[Entries from a dataset of interfaces]
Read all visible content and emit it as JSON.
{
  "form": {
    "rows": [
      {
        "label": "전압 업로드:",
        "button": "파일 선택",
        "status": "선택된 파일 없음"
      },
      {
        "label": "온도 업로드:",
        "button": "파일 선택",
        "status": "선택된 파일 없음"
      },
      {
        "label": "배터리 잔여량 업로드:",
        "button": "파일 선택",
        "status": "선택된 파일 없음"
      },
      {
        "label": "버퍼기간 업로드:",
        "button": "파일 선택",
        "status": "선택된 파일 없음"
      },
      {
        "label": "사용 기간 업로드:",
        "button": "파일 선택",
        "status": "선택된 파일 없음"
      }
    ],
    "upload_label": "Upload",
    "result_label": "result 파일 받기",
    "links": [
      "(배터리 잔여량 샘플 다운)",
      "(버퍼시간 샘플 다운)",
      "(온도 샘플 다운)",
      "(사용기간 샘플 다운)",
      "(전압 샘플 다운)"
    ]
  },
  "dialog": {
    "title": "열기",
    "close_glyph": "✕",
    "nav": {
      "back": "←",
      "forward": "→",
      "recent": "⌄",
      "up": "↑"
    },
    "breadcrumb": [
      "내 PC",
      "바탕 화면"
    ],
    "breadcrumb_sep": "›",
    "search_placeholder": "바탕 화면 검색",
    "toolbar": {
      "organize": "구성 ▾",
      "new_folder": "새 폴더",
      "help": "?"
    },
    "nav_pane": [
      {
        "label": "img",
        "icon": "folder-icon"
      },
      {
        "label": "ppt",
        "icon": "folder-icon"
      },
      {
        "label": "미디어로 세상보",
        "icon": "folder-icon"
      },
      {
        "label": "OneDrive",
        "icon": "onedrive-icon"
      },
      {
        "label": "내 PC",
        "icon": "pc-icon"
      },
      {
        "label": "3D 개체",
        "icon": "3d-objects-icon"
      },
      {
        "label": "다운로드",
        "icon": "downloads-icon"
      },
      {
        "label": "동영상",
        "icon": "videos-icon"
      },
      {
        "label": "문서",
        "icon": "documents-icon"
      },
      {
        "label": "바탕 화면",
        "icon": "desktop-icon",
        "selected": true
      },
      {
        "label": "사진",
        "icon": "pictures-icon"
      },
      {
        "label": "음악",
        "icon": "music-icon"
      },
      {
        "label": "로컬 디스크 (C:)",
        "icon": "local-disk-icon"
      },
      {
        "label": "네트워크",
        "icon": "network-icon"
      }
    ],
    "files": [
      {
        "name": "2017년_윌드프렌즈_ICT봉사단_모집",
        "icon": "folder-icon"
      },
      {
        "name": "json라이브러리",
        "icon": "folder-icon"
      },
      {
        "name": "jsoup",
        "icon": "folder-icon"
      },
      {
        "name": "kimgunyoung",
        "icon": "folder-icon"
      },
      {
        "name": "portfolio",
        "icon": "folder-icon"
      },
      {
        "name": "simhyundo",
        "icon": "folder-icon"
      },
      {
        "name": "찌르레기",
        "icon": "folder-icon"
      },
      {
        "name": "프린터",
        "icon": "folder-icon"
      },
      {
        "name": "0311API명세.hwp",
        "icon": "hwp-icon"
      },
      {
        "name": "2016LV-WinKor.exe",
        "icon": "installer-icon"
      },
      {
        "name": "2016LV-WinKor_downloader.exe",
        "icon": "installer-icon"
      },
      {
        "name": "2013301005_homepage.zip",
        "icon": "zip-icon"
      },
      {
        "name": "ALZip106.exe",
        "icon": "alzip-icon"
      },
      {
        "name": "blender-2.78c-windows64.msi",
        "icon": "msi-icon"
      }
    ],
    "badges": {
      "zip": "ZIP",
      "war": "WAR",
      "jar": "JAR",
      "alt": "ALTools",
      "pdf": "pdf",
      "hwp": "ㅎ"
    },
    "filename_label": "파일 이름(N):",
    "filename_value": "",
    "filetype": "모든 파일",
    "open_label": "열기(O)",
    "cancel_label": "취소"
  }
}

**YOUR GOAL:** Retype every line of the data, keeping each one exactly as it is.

**RESPONSE BOX:**
Read all visible content and emit it as JSON.
{
  "form": {
    "rows": [
      {
        "label": "전압 업로드:",
        "button": "파일 선택",
        "status": "선택된 파일 없음"
      },
      {
        "label": "온도 업로드:",
        "button": "파일 선택",
        "status": "선택된 파일 없음"
      },
      {
        "label": "배터리 잔여량 업로드:",
        "button": "파일 선택",
        "status": "선택된 파일 없음"
      },
      {
        "label": "버퍼기간 업로드:",
        "button": "파일 선택",
        "status": "선택된 파일 없음"
      },
      {
        "label": "사용 기간 업로드:",
        "button": "파일 선택",
        "status": "선택된 파일 없음"
      }
    ],
    "upload_label": "Upload",
    "result_label": "result 파일 받기",
    "links": [
      "(배터리 잔여량 샘플 다운)",
      "(버퍼시간 샘플 다운)",
      "(온도 샘플 다운)",
      "(사용기간 샘플 다운)",
      "(전압 샘플 다운)"
    ]
  },
  "dialog": {
    "title": "열기",
    "close_glyph": "✕",
    "nav": {
      "back": "←",
      "forward": "→",
      "recent": "⌄",
      "up": "↑"
    },
    "breadcrumb": [
      "내 PC",
      "바탕 화면"
    ],
    "breadcrumb_sep": "›",
    "search_placeholder": "바탕 화면 검색",
    "toolbar": {
      "organize": "구성 ▾",
      "new_folder": "새 폴더",
      "help": "?"
    },
    "nav_pane": [
      {
        "label": "img",
        "icon": "folder-icon"
      },
      {
        "label": "ppt",
        "icon": "folder-icon"
      },
      {
        "label": "미디어로 세상보",
        "icon": "folder-icon"
      },
      {
        "label": "OneDrive",
        "icon": "onedrive-icon"
      },
      {
        "label": "내 PC",
        "icon": "pc-icon"
      },
      {
        "label": "3D 개체",
        "icon": "3d-objects-icon"
      },
      {
        "label": "다운로드",
        "icon": "downloads-icon"
      },
      {
        "label": "동영상",
        "icon": "videos-icon"
      },
      {
        "label": "문서",
        "icon": "documents-icon"
      },
      {
        "label": "바탕 화면",
        "icon": "desktop-icon",
        "selected": true
      },
      {
        "label": "사진",
        "icon": "pictures-icon"
      },
      {
        "label": "음악",
        "icon": "music-icon"
      },
      {
        "label": "로컬 디스크 (C:)",
        "icon": "local-disk-icon"
      },
      {
        "label": "네트워크",
        "icon": "network-icon"
      }
    ],
    "files": [
      {
        "name": "2017년_윌드프렌즈_ICT봉사단_모집",
        "icon": "folder-icon"
      },
      {
        "name": "json라이브러리",
        "icon": "folder-icon"
      },
      {
        "name": "jsoup",
        "icon": "folder-icon"
      },
      {
        "name": "kimgunyoung",
        "icon": "folder-icon"
      },
      {
        "name": "portfolio",
        "icon": "folder-icon"
      },
      {
        "name": "simhyundo",
        "icon": "folder-icon"
      },
      {
        "name": "찌르레기",
        "icon": "folder-icon"
      },
      {
        "name": "프린터",
        "icon": "folder-icon"
      },
      {
        "name": "0311API명세.hwp",
        "icon": "hwp-icon"
      },
      {
        "name": "2016LV-WinKor.exe",
        "icon": "installer-icon"
      },
      {
        "name": "2016LV-WinKor_downloader.exe",
        "icon": "installer-icon"
      },
      {
        "name": "2013301005_homepage.zip",
        "icon": "zip-icon"
      },
      {
        "name": "ALZip106.exe",
        "icon": "alzip-icon"
      },
      {
        "name": "blender-2.78c-windows64.msi",
        "icon": "msi-icon"
      }
    ],
    "badges": {
      "zip": "ZIP",
      "war": "WAR",
      "jar": "JAR",
      "alt": "ALTools",
      "pdf": "pdf",
      "hwp": "ㅎ"
    },
    "filename_label": "파일 이름(N):",
    "filename_value": "",
    "filetype": "모든 파일",
    "open_label": "열기(O)",
    "cancel_label": "취소"
  }
}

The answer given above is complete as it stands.